Note: this works best if your canvas frame is roughly the same depth as your floating frame (which will be 1.5″, since that’s the actual depth of a nominal 1×2). If your canvas is significantly more shallow than your frame, then you may want to follow a different method.
How to build a DIY wood frame with a floating look for canvas art
Note: You will be making a mitered cut at a 45° angle. The measurements I am giving you is for the longer side of the angled cut, which will enable you to accurately plan for the amount of wood you need.
The actual length will depend on the size of your canvas, but you are looking for the sides of your canvas + 1.75 inches for each length. For example, my canvas was 18×24, so I needed two pieces that were 19.75″ long (at the long side of the mitered edge) and two pieces that were 25.75″ long.

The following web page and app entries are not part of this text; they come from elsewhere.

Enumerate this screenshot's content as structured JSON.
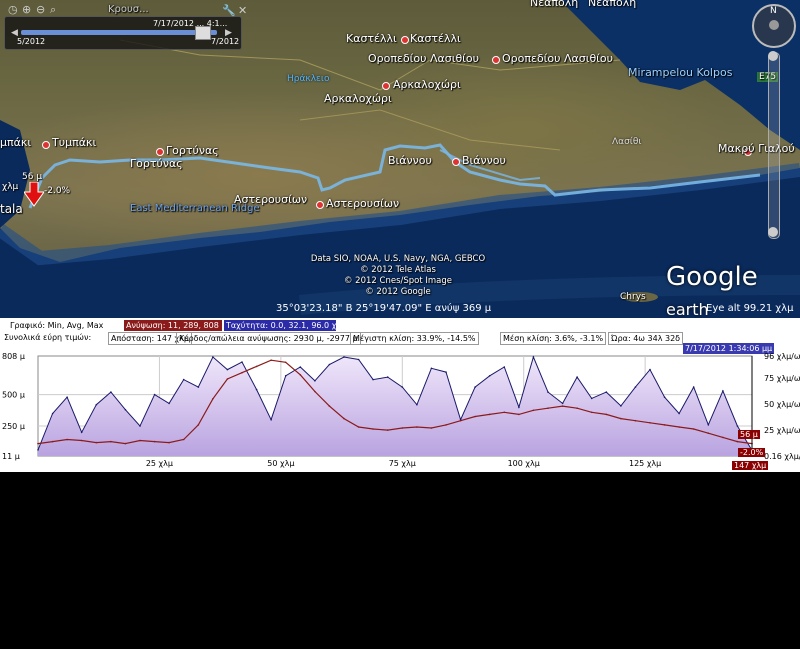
{
  "colors": {
    "sea": "#0a2a5c",
    "route": "#7ab8e8",
    "elev_fill": "#d8c7ee",
    "elev_line": "#1a1a6a",
    "speed_line": "#8b1a1a",
    "elev_badge": "#8b0000",
    "speed_badge": "#2b2b9b"
  },
  "map": {
    "slider": {
      "date_top": "7/17/2012 ... 4:1...",
      "start": "5/2012",
      "end": "7/2012",
      "partial_top": "Κρουσ..."
    },
    "places": [
      {
        "name": "Νεάπολη",
        "x": null
      },
      {
        "name": "Καστέλλι"
      },
      {
        "name": "Οροπεδίου Λασιθίου"
      },
      {
        "name": "Αρκαλοχώρι"
      },
      {
        "name": "Τυμπάκι"
      },
      {
        "name": "Γορτύνας"
      },
      {
        "name": "Βιάννου"
      },
      {
        "name": "Αστερουσίων"
      },
      {
        "name": "Μακρύ Γιαλού"
      }
    ],
    "labels": {
      "neapoli1": "Νεάπολη",
      "neapoli2": "Νεάπολη",
      "kastelli1": "Καστέλλι",
      "kastelli2": "Καστέλλι",
      "oropedio1": "Οροπεδίου Λασιθίου",
      "oropedio2": "Οροπεδίου Λασιθίου",
      "arkalo1": "Αρκαλοχώρι",
      "arkalo2": "Αρκαλοχώρι",
      "irakleio": "Ηράκλειο",
      "tympaki1": "μπάκι",
      "tympaki2": "Τυμπάκι",
      "gortynas1": "Γορτύνας",
      "gortynas2": "Γορτύνας",
      "viannou1": "Βιάννου",
      "viannou2": "Βιάννου",
      "asterousion1": "Αστερουσίων",
      "asterousion2": "Αστερουσίων",
      "makry": "Μακρύ Γιαλού",
      "mirampelou": "Mirampelou Kolpos",
      "lasithi": "Λασίθι",
      "e75": "E75",
      "ridge": "East Mediterranean Ridge",
      "chrysi": "Chrys",
      "tala": "tala",
      "marker_elev": "56 μ",
      "marker_grade": "-2.0%",
      "marker_left": "χλμ"
    },
    "attribution": [
      "Data SIO, NOAA, U.S. Navy, NGA, GEBCO",
      "© 2012 Tele Atlas",
      "© 2012 Cnes/Spot Image",
      "© 2012 Google"
    ],
    "logo": {
      "main": "Google",
      "sub": "earth"
    },
    "status": {
      "coords": "35°03'23.18\" B  25°19'47.09\" E  ανύψ  369 μ",
      "eye_alt": "Eye alt  99.21 χλμ"
    }
  },
  "profile": {
    "row1": {
      "graph_label": "Γραφικό: Min, Avg, Max",
      "elevation": "Ανύψωση: 11, 289, 808 μ",
      "speed": "Ταχύτητα: 0.0, 32.1, 96.0 χλμ/ω"
    },
    "row2": {
      "summary_label": "Συνολικά εύρη τιμών:",
      "distance": "Απόσταση: 147 χλμ",
      "gain": "Κέρδος/απώλεια ανύψωσης: 2930 μ, -2977 μ",
      "max_slope": "Μέγιστη κλίση: 33.9%, -14.5%",
      "avg_slope": "Μέση κλίση: 3.6%, -3.1%",
      "time": "Ώρα: 4ω 34λ 32δ"
    },
    "timestamp": "7/17/2012 1:34:06 μμ",
    "y_left_ticks": [
      "808 μ",
      "500 μ",
      "250 μ",
      "11 μ"
    ],
    "y_right_ticks": [
      "96 χλμ/ω",
      "75 χλμ/ω",
      "50 χλμ/ω",
      "25 χλμ/ω",
      "0.16 χλμ/ω"
    ],
    "x_ticks": [
      "25 χλμ",
      "50 χλμ",
      "75 χλμ",
      "100 χλμ",
      "125 χλμ"
    ],
    "cursor_badges": {
      "elev": "56 μ",
      "grade": "-2.0%",
      "dist": "147 χλμ"
    },
    "close": "x"
  },
  "chart_data": {
    "type": "area",
    "x_unit": "km",
    "x": [
      0,
      3,
      6,
      9,
      12,
      15,
      18,
      21,
      24,
      27,
      30,
      33,
      36,
      39,
      42,
      45,
      48,
      51,
      54,
      57,
      60,
      63,
      66,
      69,
      72,
      75,
      78,
      81,
      84,
      87,
      90,
      93,
      96,
      99,
      102,
      105,
      108,
      111,
      114,
      117,
      120,
      123,
      126,
      129,
      132,
      135,
      138,
      141,
      144,
      147
    ],
    "series": [
      {
        "name": "Ανύψωση",
        "unit": "μ",
        "values": [
          60,
          350,
          480,
          200,
          420,
          520,
          380,
          250,
          500,
          430,
          620,
          560,
          800,
          700,
          760,
          540,
          300,
          650,
          720,
          610,
          740,
          800,
          780,
          620,
          640,
          560,
          420,
          710,
          680,
          300,
          560,
          650,
          720,
          400,
          800,
          520,
          430,
          640,
          470,
          520,
          410,
          560,
          700,
          480,
          350,
          560,
          260,
          530,
          250,
          56
        ]
      },
      {
        "name": "Ταχύτητα",
        "unit": "χλμ/ω",
        "values": [
          12,
          14,
          16,
          15,
          13,
          14,
          12,
          15,
          14,
          13,
          16,
          30,
          55,
          74,
          80,
          86,
          92,
          90,
          78,
          62,
          48,
          36,
          28,
          26,
          25,
          27,
          28,
          27,
          30,
          34,
          38,
          40,
          42,
          40,
          44,
          46,
          48,
          46,
          42,
          40,
          36,
          34,
          32,
          30,
          28,
          26,
          22,
          18,
          14,
          12
        ]
      }
    ],
    "ylim_left": [
      11,
      808
    ],
    "ylim_right": [
      0.16,
      96
    ],
    "xlim": [
      0,
      147
    ],
    "grid": true
  }
}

Turn your 1×2 on its side, so that the shorter sides (the .75″ wide sides) are parallel to the ground. Mark your length you determined above on the short side of the board facing you.
Using your miter saw, cut the pieces at a 45° angle so that the longer side of the mitered edge reaches your mark.
Then, using the scraps left over, cut four 1/8″ slivers of wood. These will be used later as your spacers for your “floating” frame.
- Paint (Optional)
Before assembling the frame, I recommend painting or staining the four cut pieces as desired. I used the gold leaf Rub ‘n Buff for a gorgeous gold finish.
Be sure to paint at least three sides of your frame pieces (the side that will rest agains the wall can remain unpainted).
You may also want to paint the 1/8″ spacers black at this point. This will make them less visible when you assemble your frame.
I couldn’t find my square at the time, so I used the actual canvas, but a real square would be best. Using a square, position two pieces of the frame to form a right angle at the miter joints.
Insert one finishing nail into the frame to hold it secure. Mine felt plenty secure without any wood glue, but feel free to add a little before you nail the boards if you want. I recommend putting the finishing nails only into the top and bottom pieces of the frame if the sides will be visible in the finished space.
- Install Canvas
Use the 1/8″ spacers on either end of the top and bottom of the frame to situation the canvas inside the assembled frame. Put a single finishing nail through the frame, spacer, and canvas in each of those four spots.
Once you have installed two, you may find that you don’t need the other two spaces.
And that’s it! I hung mine using command strips so it would be flush against the wall. Obviously, I used it alone in our master bathroom, but I think a large one would be beautiful alone in a living room… or any size could be used as part of a gallery wall in any space!
The spacers and finishing nails are basically invisible in the finished piece.
It was so easy and affordable, I’ve been thinking about painting a few more pieces to frame. 😉
Be sure to pin it for later!